Prompt: Reproduce all the lines below exactly and omit the images.

Segment Open

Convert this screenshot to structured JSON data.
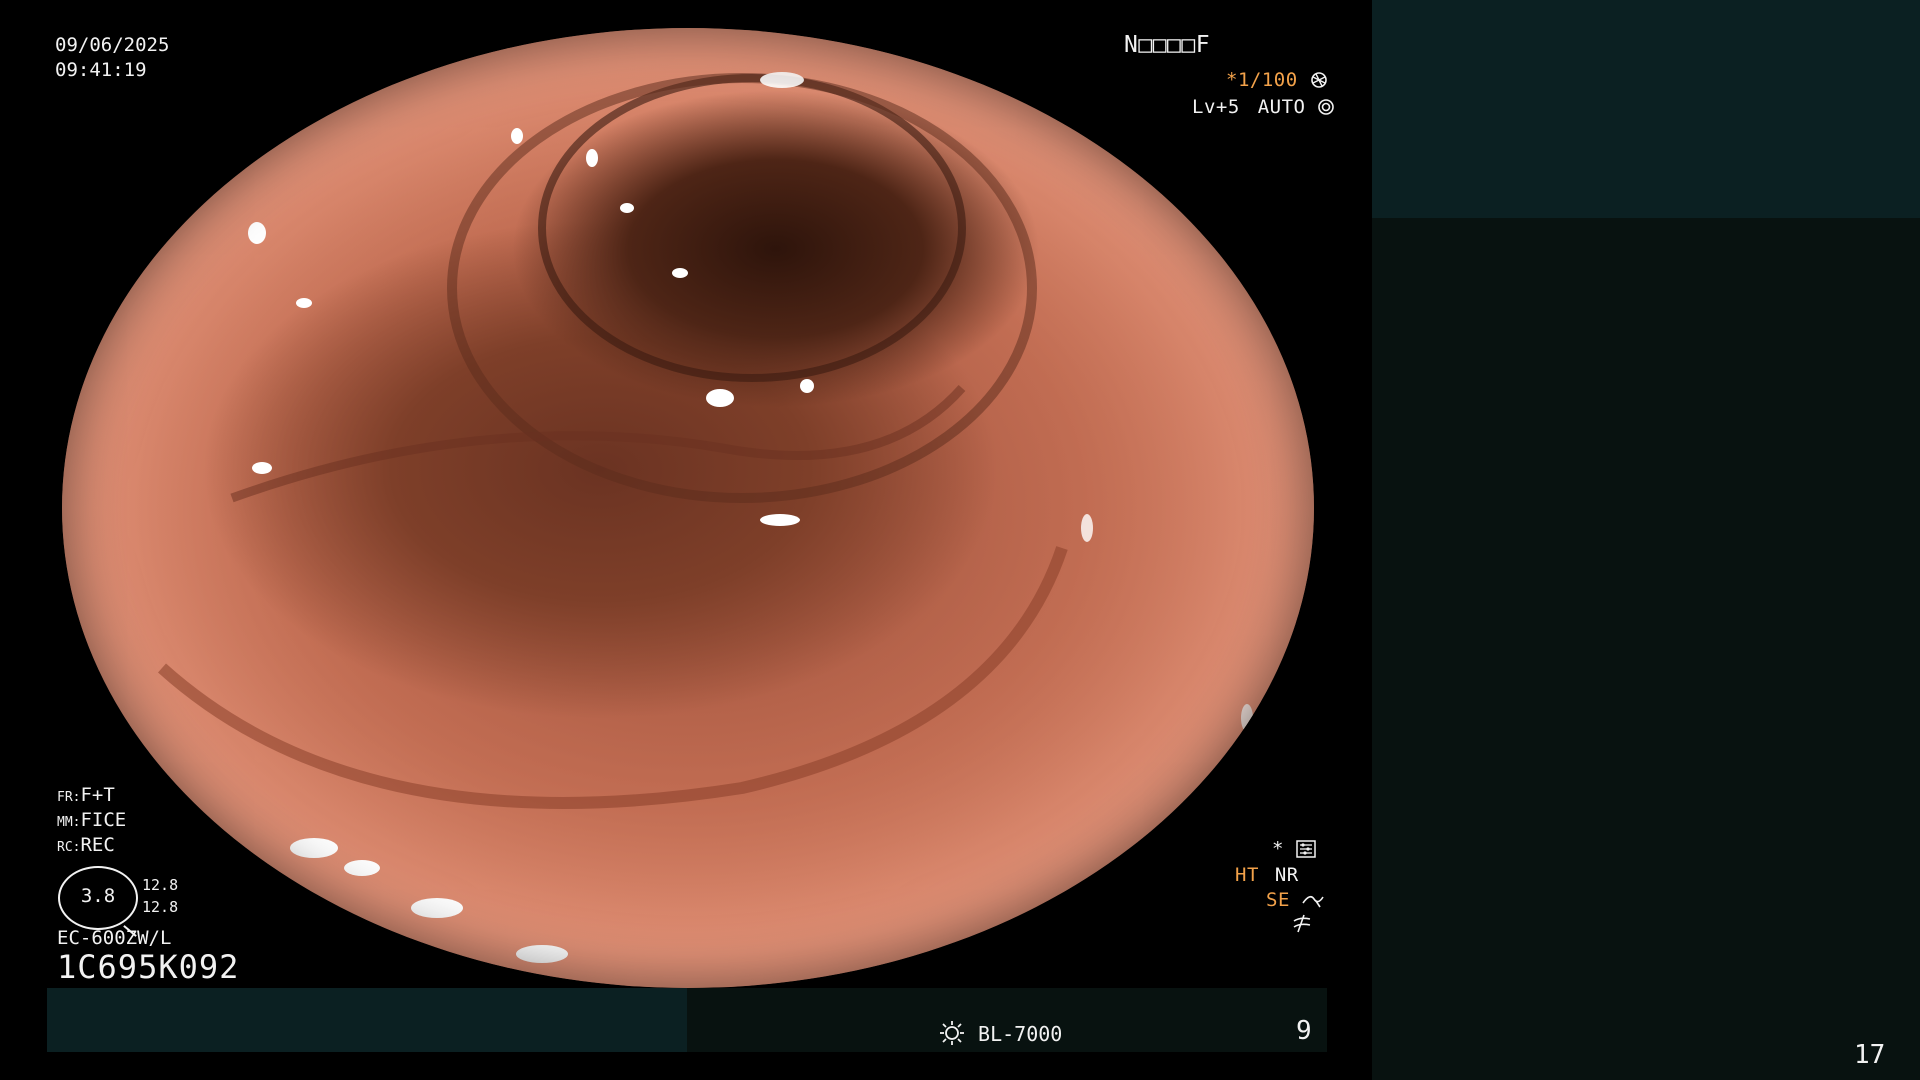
{
  "overlay": {
    "date": "09/06/2025",
    "time": "09:41:19",
    "patient_id_label": "N□□□□F",
    "shutter": "*1/100",
    "shutter_icon": "aperture-icon",
    "level": "Lv+5",
    "iris_mode": "AUTO",
    "iris_icon": "iris-icon",
    "fr_label": "FR:",
    "fr_value": "F+T",
    "mm_label": "MM:",
    "mm_value": "FICE",
    "rc_label": "RC:",
    "rc_value": "REC",
    "scope_value": "3.8",
    "scope_val_top": "12.8",
    "scope_val_bottom": "12.8",
    "scope_model": "EC-600ZW/L",
    "serial": "1C695K092",
    "settings_marker": "*",
    "settings_icon": "settings-icon",
    "ht": "HT",
    "nr": "NR",
    "se": "SE",
    "se_icon": "curve-icon",
    "structure_icon": "enhance-icon",
    "light_source": "BL-7000",
    "light_icon": "light-source-icon",
    "image_number": "9",
    "page_number": "17"
  },
  "colors": {
    "panel_dark_teal": "#0b2022",
    "panel_darker": "#081210",
    "accent_orange": "#f3a24a",
    "text": "#f2f2f2"
  }
}
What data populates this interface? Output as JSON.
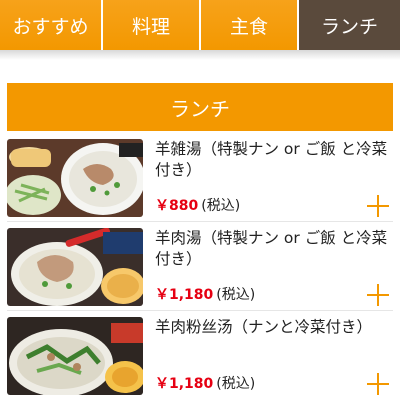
{
  "tabs": [
    {
      "label": "おすすめ"
    },
    {
      "label": "料理"
    },
    {
      "label": "主食"
    },
    {
      "label": "ランチ"
    }
  ],
  "section": {
    "title": "ランチ"
  },
  "items": [
    {
      "name": "羊雑湯（特製ナン or ご飯 と冷菜付き）",
      "price": "￥880",
      "tax": "(税込)"
    },
    {
      "name": "羊肉湯（特製ナン or ご飯 と冷菜付き）",
      "price": "￥1,180",
      "tax": "(税込)"
    },
    {
      "name": "羊肉粉丝汤（ナンと冷菜付き）",
      "price": "￥1,180",
      "tax": "(税込)"
    }
  ],
  "colors": {
    "accent": "#f39800",
    "active_tab": "#5a4a3c",
    "price": "#e60012"
  }
}
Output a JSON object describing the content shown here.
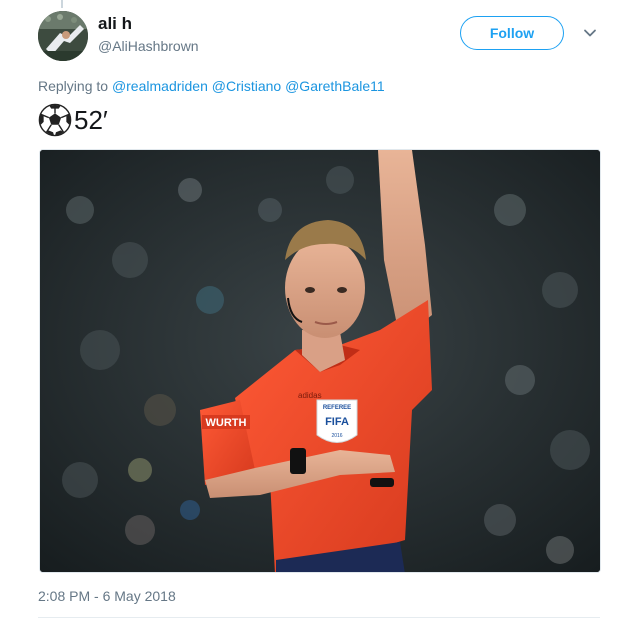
{
  "author": {
    "name": "ali h",
    "handle": "@AliHashbrown"
  },
  "actions": {
    "follow_label": "Follow"
  },
  "replying": {
    "prefix": "Replying to",
    "mentions": [
      "@realmadriden",
      "@Cristiano",
      "@GarethBale11"
    ]
  },
  "tweet": {
    "emoji_icon": "soccer-ball-icon",
    "text": "52′"
  },
  "media": {
    "badge_title": "REFEREE",
    "badge_logo": "FIFA",
    "badge_year": "2016",
    "sleeve_sponsor": "WURTH",
    "chest_brand": "adidas"
  },
  "timestamp": "2:08 PM - 6 May 2018",
  "colors": {
    "accent": "#1da1f2",
    "mention": "#1b95e0",
    "secondary_text": "#657786",
    "kit_orange": "#ef4a2a"
  }
}
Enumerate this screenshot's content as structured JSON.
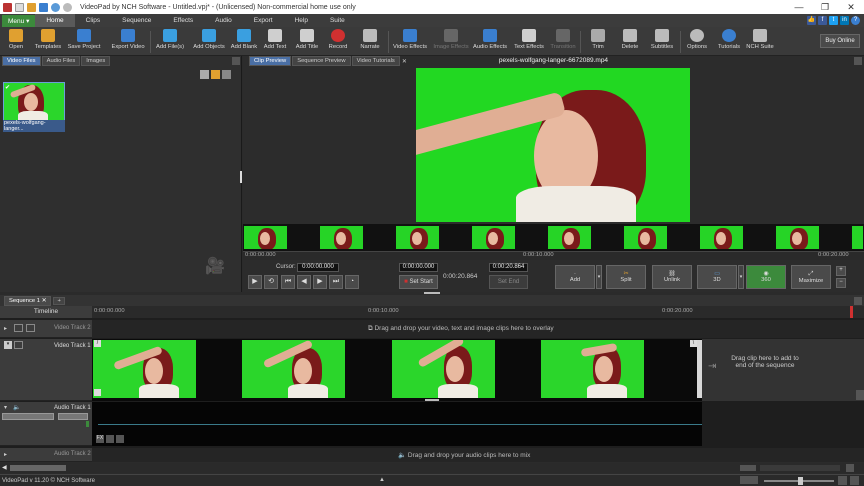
{
  "window": {
    "title": "VideoPad by NCH Software - Untitled.vpj* - (Unlicensed) Non-commercial home use only",
    "controls": [
      "—",
      "❐",
      "✕"
    ]
  },
  "menu": {
    "menu_button": "Menu ▾",
    "tabs": [
      "Home",
      "Clips",
      "Sequence",
      "Effects",
      "Audio",
      "Export",
      "Help",
      "Suite"
    ],
    "active_tab": "Home"
  },
  "ribbon": {
    "buttons": [
      {
        "label": "Open",
        "color": "#e0a030"
      },
      {
        "label": "Templates",
        "color": "#e0a030"
      },
      {
        "label": "Save Project",
        "color": "#3a7fd0"
      },
      {
        "label": "Export Video",
        "color": "#3a7fd0"
      },
      {
        "label": "Add File(s)",
        "color": "#3a9fe0"
      },
      {
        "label": "Add Objects",
        "color": "#3a9fe0"
      },
      {
        "label": "Add Blank",
        "color": "#3a9fe0"
      },
      {
        "label": "Add Text",
        "color": "#cccccc"
      },
      {
        "label": "Add Title",
        "color": "#cccccc"
      },
      {
        "label": "Record",
        "color": "#d03030"
      },
      {
        "label": "Narrate",
        "color": "#cccccc"
      },
      {
        "label": "Video Effects",
        "color": "#3a7fd0"
      },
      {
        "label": "Image Effects",
        "color": "#777777"
      },
      {
        "label": "Audio Effects",
        "color": "#3a7fd0"
      },
      {
        "label": "Text Effects",
        "color": "#cccccc"
      },
      {
        "label": "Transition",
        "color": "#777777"
      },
      {
        "label": "Trim",
        "color": "#cccccc"
      },
      {
        "label": "Delete",
        "color": "#cccccc"
      },
      {
        "label": "Subtitles",
        "color": "#cccccc"
      },
      {
        "label": "Options",
        "color": "#cccccc"
      },
      {
        "label": "Tutorials",
        "color": "#3a7fd0"
      },
      {
        "label": "NCH Suite",
        "color": "#cccccc"
      }
    ],
    "buy_online": "Buy Online"
  },
  "media_panel": {
    "tabs": [
      "Video Files",
      "Audio Files",
      "Images"
    ],
    "active_tab": "Video Files",
    "file_caption": "pexels-wolfgang-langer..."
  },
  "preview": {
    "tabs": [
      "Clip Preview",
      "Sequence Preview",
      "Video Tutorials"
    ],
    "active_tab": "Clip Preview",
    "clip_name": "pexels-wolfgang-langer-6672089.mp4",
    "ruler_start": "0:00:00.000",
    "ruler_mid": "0:00:10.000",
    "ruler_end": "0:00:20.000",
    "cursor_label": "Cursor:",
    "cursor_value": "0:00:00.000",
    "start_value": "0:00:00.000",
    "set_start": "Set Start",
    "duration": "0:00:20.864",
    "end_value": "0:00:20.864",
    "set_end": "Set End",
    "actions": [
      "Add",
      "Split",
      "Unlink",
      "3D",
      "360",
      "Maximize"
    ]
  },
  "timeline": {
    "sequence_tab": "Sequence 1",
    "label": "Timeline",
    "ruler": [
      "0:00:00.000",
      "0:00:10.000",
      "0:00:20.000"
    ],
    "tracks": {
      "video2": "Video Track 2",
      "video1": "Video Track 1",
      "audio1": "Audio Track 1",
      "audio2": "Audio Track 2"
    },
    "overlay_hint": "Drag and drop your video, text and image clips here to overlay",
    "append_hint": "Drag clip here to add to end of the sequence",
    "audio_hint": "Drag and drop your audio clips here to mix"
  },
  "status": {
    "text": "VideoPad v 11.20 © NCH Software"
  }
}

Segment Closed

Answer box:
Convert this screenshot to structured JSON data.
{
  "overlay": {
    "date": "09/06/2025",
    "time": "09:41:19",
    "patient_id_label": "N□□□□F",
    "shutter": "*1/100",
    "shutter_icon": "aperture-icon",
    "level": "Lv+5",
    "iris_mode": "AUTO",
    "iris_icon": "iris-icon",
    "fr_label": "FR:",
    "fr_value": "F+T",
    "mm_label": "MM:",
    "mm_value": "FICE",
    "rc_label": "RC:",
    "rc_value": "REC",
    "scope_value": "3.8",
    "scope_val_top": "12.8",
    "scope_val_bottom": "12.8",
    "scope_model": "EC-600ZW/L",
    "serial": "1C695K092",
    "settings_marker": "*",
    "settings_icon": "settings-icon",
    "ht": "HT",
    "nr": "NR",
    "se": "SE",
    "se_icon": "curve-icon",
    "structure_icon": "enhance-icon",
    "light_source": "BL-7000",
    "light_icon": "light-source-icon",
    "image_number": "9",
    "page_number": "17"
  },
  "colors": {
    "panel_dark_teal": "#0b2022",
    "panel_darker": "#081210",
    "accent_orange": "#f3a24a",
    "text": "#f2f2f2"
  }
}
What data populates this interface? Output as JSON.
{
  "tabs": [
    {
      "label": "おすすめ"
    },
    {
      "label": "料理"
    },
    {
      "label": "主食"
    },
    {
      "label": "ランチ"
    }
  ],
  "section": {
    "title": "ランチ"
  },
  "items": [
    {
      "name": "羊雑湯（特製ナン or ご飯 と冷菜付き）",
      "price": "￥880",
      "tax": "(税込)"
    },
    {
      "name": "羊肉湯（特製ナン or ご飯 と冷菜付き）",
      "price": "￥1,180",
      "tax": "(税込)"
    },
    {
      "name": "羊肉粉丝汤（ナンと冷菜付き）",
      "price": "￥1,180",
      "tax": "(税込)"
    }
  ],
  "colors": {
    "accent": "#f39800",
    "active_tab": "#5a4a3c",
    "price": "#e60012"
  }
}
Output a JSON object describing the content shown here.
{
  "author": {
    "name": "ali h",
    "handle": "@AliHashbrown"
  },
  "actions": {
    "follow_label": "Follow"
  },
  "replying": {
    "prefix": "Replying to",
    "mentions": [
      "@realmadriden",
      "@Cristiano",
      "@GarethBale11"
    ]
  },
  "tweet": {
    "emoji_icon": "soccer-ball-icon",
    "text": "52′"
  },
  "media": {
    "badge_title": "REFEREE",
    "badge_logo": "FIFA",
    "badge_year": "2016",
    "sleeve_sponsor": "WURTH",
    "chest_brand": "adidas"
  },
  "timestamp": "2:08 PM - 6 May 2018",
  "colors": {
    "accent": "#1da1f2",
    "mention": "#1b95e0",
    "secondary_text": "#657786",
    "kit_orange": "#ef4a2a"
  }
}
Enumerate this screenshot's content as structured JSON.
{
  "window": {
    "title": "VideoPad by NCH Software - Untitled.vpj* - (Unlicensed) Non-commercial home use only",
    "controls": [
      "—",
      "❐",
      "✕"
    ]
  },
  "menu": {
    "menu_button": "Menu ▾",
    "tabs": [
      "Home",
      "Clips",
      "Sequence",
      "Effects",
      "Audio",
      "Export",
      "Help",
      "Suite"
    ],
    "active_tab": "Home"
  },
  "ribbon": {
    "buttons": [
      {
        "label": "Open",
        "color": "#e0a030"
      },
      {
        "label": "Templates",
        "color": "#e0a030"
      },
      {
        "label": "Save Project",
        "color": "#3a7fd0"
      },
      {
        "label": "Export Video",
        "color": "#3a7fd0"
      },
      {
        "label": "Add File(s)",
        "color": "#3a9fe0"
      },
      {
        "label": "Add Objects",
        "color": "#3a9fe0"
      },
      {
        "label": "Add Blank",
        "color": "#3a9fe0"
      },
      {
        "label": "Add Text",
        "color": "#cccccc"
      },
      {
        "label": "Add Title",
        "color": "#cccccc"
      },
      {
        "label": "Record",
        "color": "#d03030"
      },
      {
        "label": "Narrate",
        "color": "#cccccc"
      },
      {
        "label": "Video Effects",
        "color": "#3a7fd0"
      },
      {
        "label": "Image Effects",
        "color": "#777777"
      },
      {
        "label": "Audio Effects",
        "color": "#3a7fd0"
      },
      {
        "label": "Text Effects",
        "color": "#cccccc"
      },
      {
        "label": "Transition",
        "color": "#777777"
      },
      {
        "label": "Trim",
        "color": "#cccccc"
      },
      {
        "label": "Delete",
        "color": "#cccccc"
      },
      {
        "label": "Subtitles",
        "color": "#cccccc"
      },
      {
        "label": "Options",
        "color": "#cccccc"
      },
      {
        "label": "Tutorials",
        "color": "#3a7fd0"
      },
      {
        "label": "NCH Suite",
        "color": "#cccccc"
      }
    ],
    "buy_online": "Buy Online"
  },
  "media_panel": {
    "tabs": [
      "Video Files",
      "Audio Files",
      "Images"
    ],
    "active_tab": "Video Files",
    "file_caption": "pexels-wolfgang-langer..."
  },
  "preview": {
    "tabs": [
      "Clip Preview",
      "Sequence Preview",
      "Video Tutorials"
    ],
    "active_tab": "Clip Preview",
    "clip_name": "pexels-wolfgang-langer-6672089.mp4",
    "ruler_start": "0:00:00.000",
    "ruler_mid": "0:00:10.000",
    "ruler_end": "0:00:20.000",
    "cursor_label": "Cursor:",
    "cursor_value": "0:00:00.000",
    "start_value": "0:00:00.000",
    "set_start": "Set Start",
    "duration": "0:00:20.864",
    "end_value": "0:00:20.864",
    "set_end": "Set End",
    "actions": [
      "Add",
      "Split",
      "Unlink",
      "3D",
      "360",
      "Maximize"
    ]
  },
  "timeline": {
    "sequence_tab": "Sequence 1",
    "label": "Timeline",
    "ruler": [
      "0:00:00.000",
      "0:00:10.000",
      "0:00:20.000"
    ],
    "tracks": {
      "video2": "Video Track 2",
      "video1": "Video Track 1",
      "audio1": "Audio Track 1",
      "audio2": "Audio Track 2"
    },
    "overlay_hint": "Drag and drop your video, text and image clips here to overlay",
    "append_hint": "Drag clip here to add to end of the sequence",
    "audio_hint": "Drag and drop your audio clips here to mix"
  },
  "status": {
    "text": "VideoPad v 11.20 © NCH Software"
  }
}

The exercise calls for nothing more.